▸ **Data in this exercise**

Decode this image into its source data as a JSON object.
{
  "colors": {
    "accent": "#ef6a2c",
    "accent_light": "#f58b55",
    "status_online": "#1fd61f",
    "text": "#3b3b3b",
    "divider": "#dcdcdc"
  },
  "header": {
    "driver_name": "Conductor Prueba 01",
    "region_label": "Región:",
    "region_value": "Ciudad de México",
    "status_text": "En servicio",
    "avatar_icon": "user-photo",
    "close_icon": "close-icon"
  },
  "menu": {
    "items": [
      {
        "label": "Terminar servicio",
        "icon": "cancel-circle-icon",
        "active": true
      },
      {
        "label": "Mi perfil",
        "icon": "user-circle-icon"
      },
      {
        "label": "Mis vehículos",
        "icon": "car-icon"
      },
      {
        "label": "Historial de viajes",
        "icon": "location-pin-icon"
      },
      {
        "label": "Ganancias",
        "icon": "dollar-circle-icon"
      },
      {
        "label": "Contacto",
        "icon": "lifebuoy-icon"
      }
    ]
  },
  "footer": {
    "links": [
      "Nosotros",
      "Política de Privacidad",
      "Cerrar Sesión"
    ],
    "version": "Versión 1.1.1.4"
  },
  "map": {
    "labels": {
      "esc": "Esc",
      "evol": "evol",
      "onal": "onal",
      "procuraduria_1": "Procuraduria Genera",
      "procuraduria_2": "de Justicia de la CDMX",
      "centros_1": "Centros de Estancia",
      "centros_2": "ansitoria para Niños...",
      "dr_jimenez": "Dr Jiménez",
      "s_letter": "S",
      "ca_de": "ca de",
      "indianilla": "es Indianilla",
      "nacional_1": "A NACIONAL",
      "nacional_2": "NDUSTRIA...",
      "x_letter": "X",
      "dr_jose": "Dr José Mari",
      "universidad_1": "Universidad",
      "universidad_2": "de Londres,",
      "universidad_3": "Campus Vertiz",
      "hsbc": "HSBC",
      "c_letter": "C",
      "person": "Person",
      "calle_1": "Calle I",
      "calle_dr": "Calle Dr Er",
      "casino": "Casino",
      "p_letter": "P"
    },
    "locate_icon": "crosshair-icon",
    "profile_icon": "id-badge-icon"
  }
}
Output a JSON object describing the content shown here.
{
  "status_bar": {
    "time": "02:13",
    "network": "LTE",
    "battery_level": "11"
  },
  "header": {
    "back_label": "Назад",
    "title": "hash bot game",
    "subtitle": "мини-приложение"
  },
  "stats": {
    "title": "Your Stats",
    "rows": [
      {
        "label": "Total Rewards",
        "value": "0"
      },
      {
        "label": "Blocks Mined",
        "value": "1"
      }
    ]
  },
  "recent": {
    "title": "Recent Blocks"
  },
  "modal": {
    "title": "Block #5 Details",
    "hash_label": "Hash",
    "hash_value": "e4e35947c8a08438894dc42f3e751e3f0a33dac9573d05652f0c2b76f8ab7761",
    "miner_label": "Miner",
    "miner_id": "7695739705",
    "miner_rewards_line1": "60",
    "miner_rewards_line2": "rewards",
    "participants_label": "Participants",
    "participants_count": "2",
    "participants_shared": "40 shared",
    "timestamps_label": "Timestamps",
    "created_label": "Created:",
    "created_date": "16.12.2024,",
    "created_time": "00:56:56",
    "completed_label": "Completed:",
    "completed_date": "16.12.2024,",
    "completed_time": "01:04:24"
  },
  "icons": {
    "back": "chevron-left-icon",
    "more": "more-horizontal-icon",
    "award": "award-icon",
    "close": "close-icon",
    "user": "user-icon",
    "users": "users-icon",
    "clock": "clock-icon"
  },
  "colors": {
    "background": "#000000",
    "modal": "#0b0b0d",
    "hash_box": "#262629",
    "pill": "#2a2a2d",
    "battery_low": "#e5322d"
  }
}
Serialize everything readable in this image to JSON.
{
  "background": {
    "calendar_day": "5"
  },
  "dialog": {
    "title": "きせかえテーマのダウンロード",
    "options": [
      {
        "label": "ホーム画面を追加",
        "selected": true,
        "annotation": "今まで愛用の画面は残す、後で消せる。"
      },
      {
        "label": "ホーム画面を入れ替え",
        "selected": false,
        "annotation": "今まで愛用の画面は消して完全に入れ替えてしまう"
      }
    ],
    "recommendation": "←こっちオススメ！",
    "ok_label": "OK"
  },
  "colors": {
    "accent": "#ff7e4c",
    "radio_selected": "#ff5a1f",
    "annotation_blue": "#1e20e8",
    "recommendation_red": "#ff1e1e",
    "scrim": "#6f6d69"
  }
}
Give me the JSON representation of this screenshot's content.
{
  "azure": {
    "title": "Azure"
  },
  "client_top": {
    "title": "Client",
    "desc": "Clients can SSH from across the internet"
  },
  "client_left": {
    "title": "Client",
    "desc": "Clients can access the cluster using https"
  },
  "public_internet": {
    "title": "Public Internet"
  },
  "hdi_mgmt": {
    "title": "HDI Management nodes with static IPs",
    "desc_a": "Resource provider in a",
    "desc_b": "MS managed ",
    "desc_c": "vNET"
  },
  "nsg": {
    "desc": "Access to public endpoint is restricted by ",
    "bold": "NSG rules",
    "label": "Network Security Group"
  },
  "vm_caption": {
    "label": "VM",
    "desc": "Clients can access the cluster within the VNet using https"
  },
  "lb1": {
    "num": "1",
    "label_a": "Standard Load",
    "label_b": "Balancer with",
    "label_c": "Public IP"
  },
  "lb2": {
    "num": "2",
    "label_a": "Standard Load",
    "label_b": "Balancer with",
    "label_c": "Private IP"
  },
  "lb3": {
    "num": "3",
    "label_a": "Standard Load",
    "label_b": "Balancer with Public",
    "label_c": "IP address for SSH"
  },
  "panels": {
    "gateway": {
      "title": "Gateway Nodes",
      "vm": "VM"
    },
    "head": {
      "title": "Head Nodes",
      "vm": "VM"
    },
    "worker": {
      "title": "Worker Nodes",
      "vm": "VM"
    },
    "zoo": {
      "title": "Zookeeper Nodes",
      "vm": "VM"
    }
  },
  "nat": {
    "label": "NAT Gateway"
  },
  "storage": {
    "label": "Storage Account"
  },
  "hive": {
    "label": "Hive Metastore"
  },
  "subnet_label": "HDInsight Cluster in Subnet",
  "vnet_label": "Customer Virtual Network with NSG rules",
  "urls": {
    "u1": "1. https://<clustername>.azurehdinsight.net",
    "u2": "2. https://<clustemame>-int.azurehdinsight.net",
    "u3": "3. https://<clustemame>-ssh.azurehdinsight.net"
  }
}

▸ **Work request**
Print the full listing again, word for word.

▸ **Completed task**
Decode this image into its source data as a JSON object.
{
  "colors": {
    "accent": "#ef6a2c",
    "accent_light": "#f58b55",
    "status_online": "#1fd61f",
    "text": "#3b3b3b",
    "divider": "#dcdcdc"
  },
  "header": {
    "driver_name": "Conductor Prueba 01",
    "region_label": "Región:",
    "region_value": "Ciudad de México",
    "status_text": "En servicio",
    "avatar_icon": "user-photo",
    "close_icon": "close-icon"
  },
  "menu": {
    "items": [
      {
        "label": "Terminar servicio",
        "icon": "cancel-circle-icon",
        "active": true
      },
      {
        "label": "Mi perfil",
        "icon": "user-circle-icon"
      },
      {
        "label": "Mis vehículos",
        "icon": "car-icon"
      },
      {
        "label": "Historial de viajes",
        "icon": "location-pin-icon"
      },
      {
        "label": "Ganancias",
        "icon": "dollar-circle-icon"
      },
      {
        "label": "Contacto",
        "icon": "lifebuoy-icon"
      }
    ]
  },
  "footer": {
    "links": [
      "Nosotros",
      "Política de Privacidad",
      "Cerrar Sesión"
    ],
    "version": "Versión 1.1.1.4"
  },
  "map": {
    "labels": {
      "esc": "Esc",
      "evol": "evol",
      "onal": "onal",
      "procuraduria_1": "Procuraduria Genera",
      "procuraduria_2": "de Justicia de la CDMX",
      "centros_1": "Centros de Estancia",
      "centros_2": "ansitoria para Niños...",
      "dr_jimenez": "Dr Jiménez",
      "s_letter": "S",
      "ca_de": "ca de",
      "indianilla": "es Indianilla",
      "nacional_1": "A NACIONAL",
      "nacional_2": "NDUSTRIA...",
      "x_letter": "X",
      "dr_jose": "Dr José Mari",
      "universidad_1": "Universidad",
      "universidad_2": "de Londres,",
      "universidad_3": "Campus Vertiz",
      "hsbc": "HSBC",
      "c_letter": "C",
      "person": "Person",
      "calle_1": "Calle I",
      "calle_dr": "Calle Dr Er",
      "casino": "Casino",
      "p_letter": "P"
    },
    "locate_icon": "crosshair-icon",
    "profile_icon": "id-badge-icon"
  }
}
Output a JSON object describing the content shown here.
{
  "status_bar": {
    "time": "02:13",
    "network": "LTE",
    "battery_level": "11"
  },
  "header": {
    "back_label": "Назад",
    "title": "hash bot game",
    "subtitle": "мини-приложение"
  },
  "stats": {
    "title": "Your Stats",
    "rows": [
      {
        "label": "Total Rewards",
        "value": "0"
      },
      {
        "label": "Blocks Mined",
        "value": "1"
      }
    ]
  },
  "recent": {
    "title": "Recent Blocks"
  },
  "modal": {
    "title": "Block #5 Details",
    "hash_label": "Hash",
    "hash_value": "e4e35947c8a08438894dc42f3e751e3f0a33dac9573d05652f0c2b76f8ab7761",
    "miner_label": "Miner",
    "miner_id": "7695739705",
    "miner_rewards_line1": "60",
    "miner_rewards_line2": "rewards",
    "participants_label": "Participants",
    "participants_count": "2",
    "participants_shared": "40 shared",
    "timestamps_label": "Timestamps",
    "created_label": "Created:",
    "created_date": "16.12.2024,",
    "created_time": "00:56:56",
    "completed_label": "Completed:",
    "completed_date": "16.12.2024,",
    "completed_time": "01:04:24"
  },
  "icons": {
    "back": "chevron-left-icon",
    "more": "more-horizontal-icon",
    "award": "award-icon",
    "close": "close-icon",
    "user": "user-icon",
    "users": "users-icon",
    "clock": "clock-icon"
  },
  "colors": {
    "background": "#000000",
    "modal": "#0b0b0d",
    "hash_box": "#262629",
    "pill": "#2a2a2d",
    "battery_low": "#e5322d"
  }
}
Serialize everything readable in this image to JSON.
{
  "background": {
    "calendar_day": "5"
  },
  "dialog": {
    "title": "きせかえテーマのダウンロード",
    "options": [
      {
        "label": "ホーム画面を追加",
        "selected": true,
        "annotation": "今まで愛用の画面は残す、後で消せる。"
      },
      {
        "label": "ホーム画面を入れ替え",
        "selected": false,
        "annotation": "今まで愛用の画面は消して完全に入れ替えてしまう"
      }
    ],
    "recommendation": "←こっちオススメ！",
    "ok_label": "OK"
  },
  "colors": {
    "accent": "#ff7e4c",
    "radio_selected": "#ff5a1f",
    "annotation_blue": "#1e20e8",
    "recommendation_red": "#ff1e1e",
    "scrim": "#6f6d69"
  }
}
Give me the JSON representation of this screenshot's content.
{
  "azure": {
    "title": "Azure"
  },
  "client_top": {
    "title": "Client",
    "desc": "Clients can SSH from across the internet"
  },
  "client_left": {
    "title": "Client",
    "desc": "Clients can access the cluster using https"
  },
  "public_internet": {
    "title": "Public Internet"
  },
  "hdi_mgmt": {
    "title": "HDI Management nodes with static IPs",
    "desc_a": "Resource provider in a",
    "desc_b": "MS managed ",
    "desc_c": "vNET"
  },
  "nsg": {
    "desc": "Access to public endpoint is restricted by ",
    "bold": "NSG rules",
    "label": "Network Security Group"
  },
  "vm_caption": {
    "label": "VM",
    "desc": "Clients can access the cluster within the VNet using https"
  },
  "lb1": {
    "num": "1",
    "label_a": "Standard Load",
    "label_b": "Balancer with",
    "label_c": "Public IP"
  },
  "lb2": {
    "num": "2",
    "label_a": "Standard Load",
    "label_b": "Balancer with",
    "label_c": "Private IP"
  },
  "lb3": {
    "num": "3",
    "label_a": "Standard Load",
    "label_b": "Balancer with Public",
    "label_c": "IP address for SSH"
  },
  "panels": {
    "gateway": {
      "title": "Gateway Nodes",
      "vm": "VM"
    },
    "head": {
      "title": "Head Nodes",
      "vm": "VM"
    },
    "worker": {
      "title": "Worker Nodes",
      "vm": "VM"
    },
    "zoo": {
      "title": "Zookeeper Nodes",
      "vm": "VM"
    }
  },
  "nat": {
    "label": "NAT Gateway"
  },
  "storage": {
    "label": "Storage Account"
  },
  "hive": {
    "label": "Hive Metastore"
  },
  "subnet_label": "HDInsight Cluster in Subnet",
  "vnet_label": "Customer Virtual Network with NSG rules",
  "urls": {
    "u1": "1. https://<clustername>.azurehdinsight.net",
    "u2": "2. https://<clustemame>-int.azurehdinsight.net",
    "u3": "3. https://<clustemame>-ssh.azurehdinsight.net"
  }
}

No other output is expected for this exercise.